(Excerpts from an interface dataset)

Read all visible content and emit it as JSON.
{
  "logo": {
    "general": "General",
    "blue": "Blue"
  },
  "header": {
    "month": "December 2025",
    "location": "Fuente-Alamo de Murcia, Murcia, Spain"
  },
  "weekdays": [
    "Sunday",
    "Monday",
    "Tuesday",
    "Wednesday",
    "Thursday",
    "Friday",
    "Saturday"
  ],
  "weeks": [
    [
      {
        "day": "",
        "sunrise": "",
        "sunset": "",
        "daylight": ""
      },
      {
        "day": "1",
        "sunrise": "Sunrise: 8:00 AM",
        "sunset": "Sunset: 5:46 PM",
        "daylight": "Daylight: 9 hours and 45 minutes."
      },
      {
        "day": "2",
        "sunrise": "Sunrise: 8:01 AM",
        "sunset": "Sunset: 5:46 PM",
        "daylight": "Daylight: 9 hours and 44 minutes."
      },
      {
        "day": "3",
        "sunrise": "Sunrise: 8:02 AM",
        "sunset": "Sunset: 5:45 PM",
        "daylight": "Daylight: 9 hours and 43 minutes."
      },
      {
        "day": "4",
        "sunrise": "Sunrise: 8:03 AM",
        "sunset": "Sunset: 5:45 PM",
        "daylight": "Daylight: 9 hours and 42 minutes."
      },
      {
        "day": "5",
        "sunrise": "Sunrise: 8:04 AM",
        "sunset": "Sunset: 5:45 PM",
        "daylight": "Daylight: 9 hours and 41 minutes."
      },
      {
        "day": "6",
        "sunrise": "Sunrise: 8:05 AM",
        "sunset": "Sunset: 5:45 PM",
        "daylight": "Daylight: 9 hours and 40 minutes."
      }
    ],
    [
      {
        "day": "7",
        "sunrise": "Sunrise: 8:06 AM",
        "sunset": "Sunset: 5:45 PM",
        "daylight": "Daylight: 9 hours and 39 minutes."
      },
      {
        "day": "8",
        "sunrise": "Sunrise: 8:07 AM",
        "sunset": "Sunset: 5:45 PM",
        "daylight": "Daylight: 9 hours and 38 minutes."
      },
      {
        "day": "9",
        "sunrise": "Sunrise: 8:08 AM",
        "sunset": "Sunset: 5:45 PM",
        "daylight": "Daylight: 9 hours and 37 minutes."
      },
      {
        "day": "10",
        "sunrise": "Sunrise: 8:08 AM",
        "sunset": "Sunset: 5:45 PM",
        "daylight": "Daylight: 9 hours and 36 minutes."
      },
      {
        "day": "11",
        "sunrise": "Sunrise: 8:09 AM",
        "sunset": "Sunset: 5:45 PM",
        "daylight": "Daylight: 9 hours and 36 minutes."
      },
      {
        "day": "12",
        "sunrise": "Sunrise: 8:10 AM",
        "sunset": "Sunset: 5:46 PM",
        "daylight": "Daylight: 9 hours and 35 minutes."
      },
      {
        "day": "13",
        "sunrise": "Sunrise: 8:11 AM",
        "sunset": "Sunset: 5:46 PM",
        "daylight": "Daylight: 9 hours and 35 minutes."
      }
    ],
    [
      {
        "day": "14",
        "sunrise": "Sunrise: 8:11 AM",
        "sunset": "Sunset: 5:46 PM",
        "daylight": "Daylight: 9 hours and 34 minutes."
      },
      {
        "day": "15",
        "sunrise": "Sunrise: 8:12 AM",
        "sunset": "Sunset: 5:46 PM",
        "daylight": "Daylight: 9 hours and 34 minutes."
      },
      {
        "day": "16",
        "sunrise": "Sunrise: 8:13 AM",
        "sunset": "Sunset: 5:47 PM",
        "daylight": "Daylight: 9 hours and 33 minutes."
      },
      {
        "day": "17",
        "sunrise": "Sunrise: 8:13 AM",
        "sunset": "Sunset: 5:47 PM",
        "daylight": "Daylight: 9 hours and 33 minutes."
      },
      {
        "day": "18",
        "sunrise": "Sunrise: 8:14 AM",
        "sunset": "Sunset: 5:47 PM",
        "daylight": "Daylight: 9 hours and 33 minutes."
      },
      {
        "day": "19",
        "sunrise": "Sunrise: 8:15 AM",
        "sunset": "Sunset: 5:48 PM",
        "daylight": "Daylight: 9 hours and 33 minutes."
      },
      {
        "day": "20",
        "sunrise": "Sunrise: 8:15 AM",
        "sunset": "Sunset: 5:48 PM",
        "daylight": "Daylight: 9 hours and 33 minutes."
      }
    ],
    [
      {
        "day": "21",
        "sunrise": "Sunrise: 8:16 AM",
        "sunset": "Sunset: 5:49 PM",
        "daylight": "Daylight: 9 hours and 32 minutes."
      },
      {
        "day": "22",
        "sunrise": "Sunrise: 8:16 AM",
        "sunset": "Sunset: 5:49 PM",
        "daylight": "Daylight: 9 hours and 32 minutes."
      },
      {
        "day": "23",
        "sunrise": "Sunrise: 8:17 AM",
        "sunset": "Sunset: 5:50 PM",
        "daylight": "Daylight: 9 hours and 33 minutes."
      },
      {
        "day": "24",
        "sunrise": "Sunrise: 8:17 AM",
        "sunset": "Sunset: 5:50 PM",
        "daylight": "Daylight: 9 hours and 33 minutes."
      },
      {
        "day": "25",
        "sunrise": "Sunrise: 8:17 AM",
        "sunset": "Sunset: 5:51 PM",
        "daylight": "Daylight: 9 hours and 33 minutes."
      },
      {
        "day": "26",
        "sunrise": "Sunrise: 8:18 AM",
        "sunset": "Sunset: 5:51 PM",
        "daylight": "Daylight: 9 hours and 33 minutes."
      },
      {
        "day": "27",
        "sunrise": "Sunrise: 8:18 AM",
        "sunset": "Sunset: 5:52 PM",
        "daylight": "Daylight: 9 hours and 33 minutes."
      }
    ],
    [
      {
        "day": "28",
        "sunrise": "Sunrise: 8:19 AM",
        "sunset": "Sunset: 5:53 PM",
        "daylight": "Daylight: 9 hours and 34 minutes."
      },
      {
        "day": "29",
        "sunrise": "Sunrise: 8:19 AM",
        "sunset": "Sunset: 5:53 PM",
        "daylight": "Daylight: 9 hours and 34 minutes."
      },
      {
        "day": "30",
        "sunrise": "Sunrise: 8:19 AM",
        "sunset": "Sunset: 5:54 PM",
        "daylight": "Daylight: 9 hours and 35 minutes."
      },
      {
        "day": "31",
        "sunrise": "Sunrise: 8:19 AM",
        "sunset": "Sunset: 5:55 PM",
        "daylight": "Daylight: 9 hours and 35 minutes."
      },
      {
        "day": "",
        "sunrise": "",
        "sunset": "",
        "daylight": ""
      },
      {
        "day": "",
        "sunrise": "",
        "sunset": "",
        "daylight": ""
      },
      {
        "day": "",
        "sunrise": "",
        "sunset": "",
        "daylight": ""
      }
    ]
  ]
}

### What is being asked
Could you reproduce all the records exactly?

### Task answer
Read all visible content and emit it as JSON.
{
  "logo": {
    "general": "General",
    "blue": "Blue"
  },
  "header": {
    "month": "December 2025",
    "location": "Fuente-Alamo de Murcia, Murcia, Spain"
  },
  "weekdays": [
    "Sunday",
    "Monday",
    "Tuesday",
    "Wednesday",
    "Thursday",
    "Friday",
    "Saturday"
  ],
  "weeks": [
    [
      {
        "day": "",
        "sunrise": "",
        "sunset": "",
        "daylight": ""
      },
      {
        "day": "1",
        "sunrise": "Sunrise: 8:00 AM",
        "sunset": "Sunset: 5:46 PM",
        "daylight": "Daylight: 9 hours and 45 minutes."
      },
      {
        "day": "2",
        "sunrise": "Sunrise: 8:01 AM",
        "sunset": "Sunset: 5:46 PM",
        "daylight": "Daylight: 9 hours and 44 minutes."
      },
      {
        "day": "3",
        "sunrise": "Sunrise: 8:02 AM",
        "sunset": "Sunset: 5:45 PM",
        "daylight": "Daylight: 9 hours and 43 minutes."
      },
      {
        "day": "4",
        "sunrise": "Sunrise: 8:03 AM",
        "sunset": "Sunset: 5:45 PM",
        "daylight": "Daylight: 9 hours and 42 minutes."
      },
      {
        "day": "5",
        "sunrise": "Sunrise: 8:04 AM",
        "sunset": "Sunset: 5:45 PM",
        "daylight": "Daylight: 9 hours and 41 minutes."
      },
      {
        "day": "6",
        "sunrise": "Sunrise: 8:05 AM",
        "sunset": "Sunset: 5:45 PM",
        "daylight": "Daylight: 9 hours and 40 minutes."
      }
    ],
    [
      {
        "day": "7",
        "sunrise": "Sunrise: 8:06 AM",
        "sunset": "Sunset: 5:45 PM",
        "daylight": "Daylight: 9 hours and 39 minutes."
      },
      {
        "day": "8",
        "sunrise": "Sunrise: 8:07 AM",
        "sunset": "Sunset: 5:45 PM",
        "daylight": "Daylight: 9 hours and 38 minutes."
      },
      {
        "day": "9",
        "sunrise": "Sunrise: 8:08 AM",
        "sunset": "Sunset: 5:45 PM",
        "daylight": "Daylight: 9 hours and 37 minutes."
      },
      {
        "day": "10",
        "sunrise": "Sunrise: 8:08 AM",
        "sunset": "Sunset: 5:45 PM",
        "daylight": "Daylight: 9 hours and 36 minutes."
      },
      {
        "day": "11",
        "sunrise": "Sunrise: 8:09 AM",
        "sunset": "Sunset: 5:45 PM",
        "daylight": "Daylight: 9 hours and 36 minutes."
      },
      {
        "day": "12",
        "sunrise": "Sunrise: 8:10 AM",
        "sunset": "Sunset: 5:46 PM",
        "daylight": "Daylight: 9 hours and 35 minutes."
      },
      {
        "day": "13",
        "sunrise": "Sunrise: 8:11 AM",
        "sunset": "Sunset: 5:46 PM",
        "daylight": "Daylight: 9 hours and 35 minutes."
      }
    ],
    [
      {
        "day": "14",
        "sunrise": "Sunrise: 8:11 AM",
        "sunset": "Sunset: 5:46 PM",
        "daylight": "Daylight: 9 hours and 34 minutes."
      },
      {
        "day": "15",
        "sunrise": "Sunrise: 8:12 AM",
        "sunset": "Sunset: 5:46 PM",
        "daylight": "Daylight: 9 hours and 34 minutes."
      },
      {
        "day": "16",
        "sunrise": "Sunrise: 8:13 AM",
        "sunset": "Sunset: 5:47 PM",
        "daylight": "Daylight: 9 hours and 33 minutes."
      },
      {
        "day": "17",
        "sunrise": "Sunrise: 8:13 AM",
        "sunset": "Sunset: 5:47 PM",
        "daylight": "Daylight: 9 hours and 33 minutes."
      },
      {
        "day": "18",
        "sunrise": "Sunrise: 8:14 AM",
        "sunset": "Sunset: 5:47 PM",
        "daylight": "Daylight: 9 hours and 33 minutes."
      },
      {
        "day": "19",
        "sunrise": "Sunrise: 8:15 AM",
        "sunset": "Sunset: 5:48 PM",
        "daylight": "Daylight: 9 hours and 33 minutes."
      },
      {
        "day": "20",
        "sunrise": "Sunrise: 8:15 AM",
        "sunset": "Sunset: 5:48 PM",
        "daylight": "Daylight: 9 hours and 33 minutes."
      }
    ],
    [
      {
        "day": "21",
        "sunrise": "Sunrise: 8:16 AM",
        "sunset": "Sunset: 5:49 PM",
        "daylight": "Daylight: 9 hours and 32 minutes."
      },
      {
        "day": "22",
        "sunrise": "Sunrise: 8:16 AM",
        "sunset": "Sunset: 5:49 PM",
        "daylight": "Daylight: 9 hours and 32 minutes."
      },
      {
        "day": "23",
        "sunrise": "Sunrise: 8:17 AM",
        "sunset": "Sunset: 5:50 PM",
        "daylight": "Daylight: 9 hours and 33 minutes."
      },
      {
        "day": "24",
        "sunrise": "Sunrise: 8:17 AM",
        "sunset": "Sunset: 5:50 PM",
        "daylight": "Daylight: 9 hours and 33 minutes."
      },
      {
        "day": "25",
        "sunrise": "Sunrise: 8:17 AM",
        "sunset": "Sunset: 5:51 PM",
        "daylight": "Daylight: 9 hours and 33 minutes."
      },
      {
        "day": "26",
        "sunrise": "Sunrise: 8:18 AM",
        "sunset": "Sunset: 5:51 PM",
        "daylight": "Daylight: 9 hours and 33 minutes."
      },
      {
        "day": "27",
        "sunrise": "Sunrise: 8:18 AM",
        "sunset": "Sunset: 5:52 PM",
        "daylight": "Daylight: 9 hours and 33 minutes."
      }
    ],
    [
      {
        "day": "28",
        "sunrise": "Sunrise: 8:19 AM",
        "sunset": "Sunset: 5:53 PM",
        "daylight": "Daylight: 9 hours and 34 minutes."
      },
      {
        "day": "29",
        "sunrise": "Sunrise: 8:19 AM",
        "sunset": "Sunset: 5:53 PM",
        "daylight": "Daylight: 9 hours and 34 minutes."
      },
      {
        "day": "30",
        "sunrise": "Sunrise: 8:19 AM",
        "sunset": "Sunset: 5:54 PM",
        "daylight": "Daylight: 9 hours and 35 minutes."
      },
      {
        "day": "31",
        "sunrise": "Sunrise: 8:19 AM",
        "sunset": "Sunset: 5:55 PM",
        "daylight": "Daylight: 9 hours and 35 minutes."
      },
      {
        "day": "",
        "sunrise": "",
        "sunset": "",
        "daylight": ""
      },
      {
        "day": "",
        "sunrise": "",
        "sunset": "",
        "daylight": ""
      },
      {
        "day": "",
        "sunrise": "",
        "sunset": "",
        "daylight": ""
      }
    ]
  ]
}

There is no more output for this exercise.